======== Excerpted data
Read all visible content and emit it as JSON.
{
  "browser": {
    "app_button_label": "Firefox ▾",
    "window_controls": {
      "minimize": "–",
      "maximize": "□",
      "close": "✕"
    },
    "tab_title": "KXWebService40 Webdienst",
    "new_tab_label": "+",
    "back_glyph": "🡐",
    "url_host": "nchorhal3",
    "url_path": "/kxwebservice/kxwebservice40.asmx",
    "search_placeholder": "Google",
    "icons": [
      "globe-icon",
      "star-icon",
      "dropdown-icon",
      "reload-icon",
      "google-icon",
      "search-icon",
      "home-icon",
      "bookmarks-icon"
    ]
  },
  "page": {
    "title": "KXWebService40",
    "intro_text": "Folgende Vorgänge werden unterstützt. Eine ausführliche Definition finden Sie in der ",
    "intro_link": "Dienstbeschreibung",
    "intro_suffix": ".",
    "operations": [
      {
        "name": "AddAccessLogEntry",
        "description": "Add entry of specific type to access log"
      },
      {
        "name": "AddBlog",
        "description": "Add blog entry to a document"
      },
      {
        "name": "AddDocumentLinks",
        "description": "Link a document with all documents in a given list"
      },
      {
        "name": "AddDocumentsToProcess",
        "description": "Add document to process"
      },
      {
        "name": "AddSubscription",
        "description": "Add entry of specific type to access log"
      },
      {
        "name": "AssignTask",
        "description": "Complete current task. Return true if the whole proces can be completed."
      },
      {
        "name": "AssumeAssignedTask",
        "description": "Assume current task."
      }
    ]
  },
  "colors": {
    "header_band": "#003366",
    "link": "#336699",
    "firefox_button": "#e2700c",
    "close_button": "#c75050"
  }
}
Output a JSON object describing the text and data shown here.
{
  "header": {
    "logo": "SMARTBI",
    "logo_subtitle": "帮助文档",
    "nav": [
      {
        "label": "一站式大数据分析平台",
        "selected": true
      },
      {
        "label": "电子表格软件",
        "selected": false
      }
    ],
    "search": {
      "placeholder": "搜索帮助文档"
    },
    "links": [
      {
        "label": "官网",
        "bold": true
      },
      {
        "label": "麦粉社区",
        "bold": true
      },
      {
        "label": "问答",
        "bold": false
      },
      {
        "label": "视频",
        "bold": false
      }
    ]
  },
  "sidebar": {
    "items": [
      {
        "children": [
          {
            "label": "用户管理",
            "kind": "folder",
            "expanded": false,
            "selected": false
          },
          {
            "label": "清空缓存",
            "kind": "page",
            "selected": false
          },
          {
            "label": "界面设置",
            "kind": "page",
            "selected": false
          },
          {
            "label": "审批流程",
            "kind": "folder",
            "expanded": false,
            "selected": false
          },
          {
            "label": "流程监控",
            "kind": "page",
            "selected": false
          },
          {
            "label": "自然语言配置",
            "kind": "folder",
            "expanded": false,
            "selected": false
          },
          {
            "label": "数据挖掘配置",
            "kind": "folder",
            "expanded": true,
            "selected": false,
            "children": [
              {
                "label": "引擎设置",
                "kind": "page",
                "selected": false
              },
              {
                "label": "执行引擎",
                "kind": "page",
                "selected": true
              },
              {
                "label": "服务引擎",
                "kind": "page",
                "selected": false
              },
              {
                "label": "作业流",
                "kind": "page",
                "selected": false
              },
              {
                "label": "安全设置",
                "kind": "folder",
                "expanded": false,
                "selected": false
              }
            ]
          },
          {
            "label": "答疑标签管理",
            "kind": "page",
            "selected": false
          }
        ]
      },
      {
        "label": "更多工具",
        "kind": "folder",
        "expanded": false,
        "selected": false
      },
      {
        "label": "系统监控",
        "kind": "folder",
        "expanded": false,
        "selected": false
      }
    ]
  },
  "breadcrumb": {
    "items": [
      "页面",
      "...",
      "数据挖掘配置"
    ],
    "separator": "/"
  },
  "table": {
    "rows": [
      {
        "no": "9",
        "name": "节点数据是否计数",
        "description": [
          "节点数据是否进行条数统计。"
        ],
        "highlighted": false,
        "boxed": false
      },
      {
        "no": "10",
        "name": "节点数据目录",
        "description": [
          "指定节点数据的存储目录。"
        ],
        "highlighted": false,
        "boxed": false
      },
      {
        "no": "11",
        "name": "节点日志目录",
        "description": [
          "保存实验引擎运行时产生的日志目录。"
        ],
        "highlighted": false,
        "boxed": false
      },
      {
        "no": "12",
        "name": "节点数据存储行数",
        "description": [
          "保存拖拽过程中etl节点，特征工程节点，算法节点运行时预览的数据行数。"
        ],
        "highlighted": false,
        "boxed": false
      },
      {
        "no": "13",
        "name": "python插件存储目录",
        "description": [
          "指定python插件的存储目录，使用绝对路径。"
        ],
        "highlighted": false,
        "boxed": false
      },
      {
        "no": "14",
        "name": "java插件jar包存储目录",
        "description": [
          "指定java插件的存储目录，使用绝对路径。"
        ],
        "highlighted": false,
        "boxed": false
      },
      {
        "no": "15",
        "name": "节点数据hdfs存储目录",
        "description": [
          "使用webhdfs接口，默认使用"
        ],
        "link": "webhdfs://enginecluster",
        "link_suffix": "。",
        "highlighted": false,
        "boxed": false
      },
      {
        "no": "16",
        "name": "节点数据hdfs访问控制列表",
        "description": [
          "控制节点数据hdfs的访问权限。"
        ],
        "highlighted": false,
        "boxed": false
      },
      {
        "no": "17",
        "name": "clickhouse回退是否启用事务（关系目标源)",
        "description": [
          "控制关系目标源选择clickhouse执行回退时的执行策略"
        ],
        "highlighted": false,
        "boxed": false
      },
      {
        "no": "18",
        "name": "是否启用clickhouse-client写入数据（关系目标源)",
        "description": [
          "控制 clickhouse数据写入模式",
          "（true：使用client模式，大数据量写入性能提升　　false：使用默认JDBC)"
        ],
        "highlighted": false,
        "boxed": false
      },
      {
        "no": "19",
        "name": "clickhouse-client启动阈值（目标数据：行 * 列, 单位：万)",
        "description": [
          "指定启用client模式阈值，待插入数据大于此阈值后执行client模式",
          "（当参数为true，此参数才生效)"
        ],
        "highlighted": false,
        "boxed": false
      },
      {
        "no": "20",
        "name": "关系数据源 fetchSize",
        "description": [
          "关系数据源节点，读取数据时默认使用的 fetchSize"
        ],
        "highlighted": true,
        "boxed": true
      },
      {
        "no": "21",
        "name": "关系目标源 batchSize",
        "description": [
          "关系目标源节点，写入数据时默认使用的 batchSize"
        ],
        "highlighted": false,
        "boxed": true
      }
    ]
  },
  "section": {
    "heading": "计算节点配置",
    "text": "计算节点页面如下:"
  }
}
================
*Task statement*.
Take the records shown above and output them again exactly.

*Answer to the problem*.
Read all visible content and emit it as JSON.
{
  "browser": {
    "app_button_label": "Firefox ▾",
    "window_controls": {
      "minimize": "–",
      "maximize": "□",
      "close": "✕"
    },
    "tab_title": "KXWebService40 Webdienst",
    "new_tab_label": "+",
    "back_glyph": "🡐",
    "url_host": "nchorhal3",
    "url_path": "/kxwebservice/kxwebservice40.asmx",
    "search_placeholder": "Google",
    "icons": [
      "globe-icon",
      "star-icon",
      "dropdown-icon",
      "reload-icon",
      "google-icon",
      "search-icon",
      "home-icon",
      "bookmarks-icon"
    ]
  },
  "page": {
    "title": "KXWebService40",
    "intro_text": "Folgende Vorgänge werden unterstützt. Eine ausführliche Definition finden Sie in der ",
    "intro_link": "Dienstbeschreibung",
    "intro_suffix": ".",
    "operations": [
      {
        "name": "AddAccessLogEntry",
        "description": "Add entry of specific type to access log"
      },
      {
        "name": "AddBlog",
        "description": "Add blog entry to a document"
      },
      {
        "name": "AddDocumentLinks",
        "description": "Link a document with all documents in a given list"
      },
      {
        "name": "AddDocumentsToProcess",
        "description": "Add document to process"
      },
      {
        "name": "AddSubscription",
        "description": "Add entry of specific type to access log"
      },
      {
        "name": "AssignTask",
        "description": "Complete current task. Return true if the whole proces can be completed."
      },
      {
        "name": "AssumeAssignedTask",
        "description": "Assume current task."
      }
    ]
  },
  "colors": {
    "header_band": "#003366",
    "link": "#336699",
    "firefox_button": "#e2700c",
    "close_button": "#c75050"
  }
}
Output a JSON object describing the text and data shown here.
{
  "header": {
    "logo": "SMARTBI",
    "logo_subtitle": "帮助文档",
    "nav": [
      {
        "label": "一站式大数据分析平台",
        "selected": true
      },
      {
        "label": "电子表格软件",
        "selected": false
      }
    ],
    "search": {
      "placeholder": "搜索帮助文档"
    },
    "links": [
      {
        "label": "官网",
        "bold": true
      },
      {
        "label": "麦粉社区",
        "bold": true
      },
      {
        "label": "问答",
        "bold": false
      },
      {
        "label": "视频",
        "bold": false
      }
    ]
  },
  "sidebar": {
    "items": [
      {
        "children": [
          {
            "label": "用户管理",
            "kind": "folder",
            "expanded": false,
            "selected": false
          },
          {
            "label": "清空缓存",
            "kind": "page",
            "selected": false
          },
          {
            "label": "界面设置",
            "kind": "page",
            "selected": false
          },
          {
            "label": "审批流程",
            "kind": "folder",
            "expanded": false,
            "selected": false
          },
          {
            "label": "流程监控",
            "kind": "page",
            "selected": false
          },
          {
            "label": "自然语言配置",
            "kind": "folder",
            "expanded": false,
            "selected": false
          },
          {
            "label": "数据挖掘配置",
            "kind": "folder",
            "expanded": true,
            "selected": false,
            "children": [
              {
                "label": "引擎设置",
                "kind": "page",
                "selected": false
              },
              {
                "label": "执行引擎",
                "kind": "page",
                "selected": true
              },
              {
                "label": "服务引擎",
                "kind": "page",
                "selected": false
              },
              {
                "label": "作业流",
                "kind": "page",
                "selected": false
              },
              {
                "label": "安全设置",
                "kind": "folder",
                "expanded": false,
                "selected": false
              }
            ]
          },
          {
            "label": "答疑标签管理",
            "kind": "page",
            "selected": false
          }
        ]
      },
      {
        "label": "更多工具",
        "kind": "folder",
        "expanded": false,
        "selected": false
      },
      {
        "label": "系统监控",
        "kind": "folder",
        "expanded": false,
        "selected": false
      }
    ]
  },
  "breadcrumb": {
    "items": [
      "页面",
      "...",
      "数据挖掘配置"
    ],
    "separator": "/"
  },
  "table": {
    "rows": [
      {
        "no": "9",
        "name": "节点数据是否计数",
        "description": [
          "节点数据是否进行条数统计。"
        ],
        "highlighted": false,
        "boxed": false
      },
      {
        "no": "10",
        "name": "节点数据目录",
        "description": [
          "指定节点数据的存储目录。"
        ],
        "highlighted": false,
        "boxed": false
      },
      {
        "no": "11",
        "name": "节点日志目录",
        "description": [
          "保存实验引擎运行时产生的日志目录。"
        ],
        "highlighted": false,
        "boxed": false
      },
      {
        "no": "12",
        "name": "节点数据存储行数",
        "description": [
          "保存拖拽过程中etl节点，特征工程节点，算法节点运行时预览的数据行数。"
        ],
        "highlighted": false,
        "boxed": false
      },
      {
        "no": "13",
        "name": "python插件存储目录",
        "description": [
          "指定python插件的存储目录，使用绝对路径。"
        ],
        "highlighted": false,
        "boxed": false
      },
      {
        "no": "14",
        "name": "java插件jar包存储目录",
        "description": [
          "指定java插件的存储目录，使用绝对路径。"
        ],
        "highlighted": false,
        "boxed": false
      },
      {
        "no": "15",
        "name": "节点数据hdfs存储目录",
        "description": [
          "使用webhdfs接口，默认使用"
        ],
        "link": "webhdfs://enginecluster",
        "link_suffix": "。",
        "highlighted": false,
        "boxed": false
      },
      {
        "no": "16",
        "name": "节点数据hdfs访问控制列表",
        "description": [
          "控制节点数据hdfs的访问权限。"
        ],
        "highlighted": false,
        "boxed": false
      },
      {
        "no": "17",
        "name": "clickhouse回退是否启用事务（关系目标源)",
        "description": [
          "控制关系目标源选择clickhouse执行回退时的执行策略"
        ],
        "highlighted": false,
        "boxed": false
      },
      {
        "no": "18",
        "name": "是否启用clickhouse-client写入数据（关系目标源)",
        "description": [
          "控制 clickhouse数据写入模式",
          "（true：使用client模式，大数据量写入性能提升　　false：使用默认JDBC)"
        ],
        "highlighted": false,
        "boxed": false
      },
      {
        "no": "19",
        "name": "clickhouse-client启动阈值（目标数据：行 * 列, 单位：万)",
        "description": [
          "指定启用client模式阈值，待插入数据大于此阈值后执行client模式",
          "（当参数为true，此参数才生效)"
        ],
        "highlighted": false,
        "boxed": false
      },
      {
        "no": "20",
        "name": "关系数据源 fetchSize",
        "description": [
          "关系数据源节点，读取数据时默认使用的 fetchSize"
        ],
        "highlighted": true,
        "boxed": true
      },
      {
        "no": "21",
        "name": "关系目标源 batchSize",
        "description": [
          "关系目标源节点，写入数据时默认使用的 batchSize"
        ],
        "highlighted": false,
        "boxed": true
      }
    ]
  },
  "section": {
    "heading": "计算节点配置",
    "text": "计算节点页面如下:"
  }
}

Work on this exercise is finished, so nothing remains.